• **GOAL OF THE EXERCISE**
If a line in the listing below contains "data", return that line.

* * *

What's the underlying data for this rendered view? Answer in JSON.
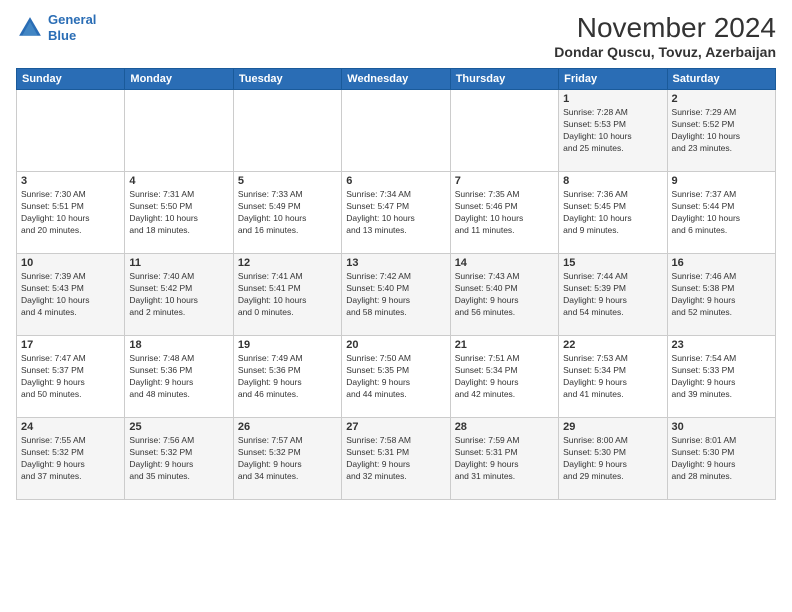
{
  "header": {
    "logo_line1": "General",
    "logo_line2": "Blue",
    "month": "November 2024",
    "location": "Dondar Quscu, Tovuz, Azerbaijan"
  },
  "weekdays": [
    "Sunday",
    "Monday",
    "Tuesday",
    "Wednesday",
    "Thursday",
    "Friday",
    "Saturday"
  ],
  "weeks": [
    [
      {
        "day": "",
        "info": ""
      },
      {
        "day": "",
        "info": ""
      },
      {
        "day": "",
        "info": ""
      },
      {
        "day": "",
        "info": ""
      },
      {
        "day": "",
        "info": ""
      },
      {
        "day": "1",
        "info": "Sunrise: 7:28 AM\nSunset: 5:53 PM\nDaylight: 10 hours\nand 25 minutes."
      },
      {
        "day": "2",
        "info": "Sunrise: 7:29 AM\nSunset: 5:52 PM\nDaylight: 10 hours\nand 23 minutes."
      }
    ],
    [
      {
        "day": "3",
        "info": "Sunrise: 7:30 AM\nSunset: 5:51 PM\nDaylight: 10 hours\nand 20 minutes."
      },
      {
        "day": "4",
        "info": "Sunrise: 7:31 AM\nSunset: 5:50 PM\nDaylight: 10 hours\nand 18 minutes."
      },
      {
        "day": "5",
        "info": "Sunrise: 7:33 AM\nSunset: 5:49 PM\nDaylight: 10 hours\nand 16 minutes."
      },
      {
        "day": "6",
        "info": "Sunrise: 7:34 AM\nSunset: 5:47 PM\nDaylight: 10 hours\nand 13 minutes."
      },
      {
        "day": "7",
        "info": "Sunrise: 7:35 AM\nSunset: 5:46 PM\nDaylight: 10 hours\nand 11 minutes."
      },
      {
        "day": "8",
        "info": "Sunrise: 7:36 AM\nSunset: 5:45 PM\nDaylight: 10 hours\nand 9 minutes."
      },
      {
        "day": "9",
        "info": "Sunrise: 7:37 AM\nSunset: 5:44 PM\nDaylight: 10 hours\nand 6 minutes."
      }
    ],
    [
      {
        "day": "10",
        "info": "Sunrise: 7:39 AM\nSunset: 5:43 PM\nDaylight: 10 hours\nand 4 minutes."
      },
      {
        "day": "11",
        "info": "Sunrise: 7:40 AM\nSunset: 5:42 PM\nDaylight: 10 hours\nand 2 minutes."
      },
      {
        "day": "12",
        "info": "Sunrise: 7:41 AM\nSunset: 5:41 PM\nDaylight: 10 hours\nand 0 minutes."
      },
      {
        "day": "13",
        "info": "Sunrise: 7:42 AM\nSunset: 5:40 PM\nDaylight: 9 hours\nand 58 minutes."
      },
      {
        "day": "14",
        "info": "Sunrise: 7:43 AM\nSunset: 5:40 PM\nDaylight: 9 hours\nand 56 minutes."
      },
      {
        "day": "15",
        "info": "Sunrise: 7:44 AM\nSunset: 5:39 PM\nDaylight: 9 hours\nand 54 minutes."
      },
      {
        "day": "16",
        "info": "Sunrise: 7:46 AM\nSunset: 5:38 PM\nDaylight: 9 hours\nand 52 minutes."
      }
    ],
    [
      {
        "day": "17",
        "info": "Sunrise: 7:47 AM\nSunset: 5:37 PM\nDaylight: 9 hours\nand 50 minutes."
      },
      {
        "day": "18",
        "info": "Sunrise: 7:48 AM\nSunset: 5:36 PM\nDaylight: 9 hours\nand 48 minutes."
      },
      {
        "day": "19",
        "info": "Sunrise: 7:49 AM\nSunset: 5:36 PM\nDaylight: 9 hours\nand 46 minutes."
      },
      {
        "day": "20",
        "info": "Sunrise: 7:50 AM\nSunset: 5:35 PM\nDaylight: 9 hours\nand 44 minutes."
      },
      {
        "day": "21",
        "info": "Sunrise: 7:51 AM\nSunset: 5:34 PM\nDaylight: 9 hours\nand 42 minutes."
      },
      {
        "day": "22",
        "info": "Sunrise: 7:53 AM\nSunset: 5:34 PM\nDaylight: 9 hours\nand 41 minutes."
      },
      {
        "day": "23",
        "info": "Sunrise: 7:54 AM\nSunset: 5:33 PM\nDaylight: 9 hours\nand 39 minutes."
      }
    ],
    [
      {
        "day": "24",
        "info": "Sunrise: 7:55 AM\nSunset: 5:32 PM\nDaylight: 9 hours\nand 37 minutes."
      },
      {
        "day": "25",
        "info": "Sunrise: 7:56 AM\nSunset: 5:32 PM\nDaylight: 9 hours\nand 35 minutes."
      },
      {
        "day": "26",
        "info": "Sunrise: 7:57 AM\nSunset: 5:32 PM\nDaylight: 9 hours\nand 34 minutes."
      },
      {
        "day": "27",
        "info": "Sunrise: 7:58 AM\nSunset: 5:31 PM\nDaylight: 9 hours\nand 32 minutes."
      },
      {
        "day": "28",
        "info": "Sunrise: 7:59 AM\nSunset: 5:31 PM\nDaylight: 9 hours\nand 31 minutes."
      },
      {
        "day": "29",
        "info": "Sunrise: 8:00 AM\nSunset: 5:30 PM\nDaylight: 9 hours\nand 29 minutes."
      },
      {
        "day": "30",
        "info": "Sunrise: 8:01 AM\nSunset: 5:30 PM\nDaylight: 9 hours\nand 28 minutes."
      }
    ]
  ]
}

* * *

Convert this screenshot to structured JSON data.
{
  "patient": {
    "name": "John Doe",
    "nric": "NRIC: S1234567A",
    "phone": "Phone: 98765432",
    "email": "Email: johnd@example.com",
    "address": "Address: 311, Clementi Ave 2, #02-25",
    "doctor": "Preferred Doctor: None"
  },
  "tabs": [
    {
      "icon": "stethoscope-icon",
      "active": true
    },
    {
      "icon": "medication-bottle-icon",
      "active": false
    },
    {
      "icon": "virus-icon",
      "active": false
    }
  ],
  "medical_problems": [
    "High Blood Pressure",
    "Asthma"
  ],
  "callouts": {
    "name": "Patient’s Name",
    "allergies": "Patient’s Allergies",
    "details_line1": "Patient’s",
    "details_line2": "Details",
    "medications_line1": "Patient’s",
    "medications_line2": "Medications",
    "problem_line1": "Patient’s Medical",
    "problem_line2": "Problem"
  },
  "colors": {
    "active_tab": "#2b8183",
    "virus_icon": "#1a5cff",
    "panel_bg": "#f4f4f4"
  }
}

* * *

• **SOLUTION FOR THIS PROBLEM**
What's the underlying data for this rendered view? Answer in JSON.
Convert this screenshot to structured JSON data.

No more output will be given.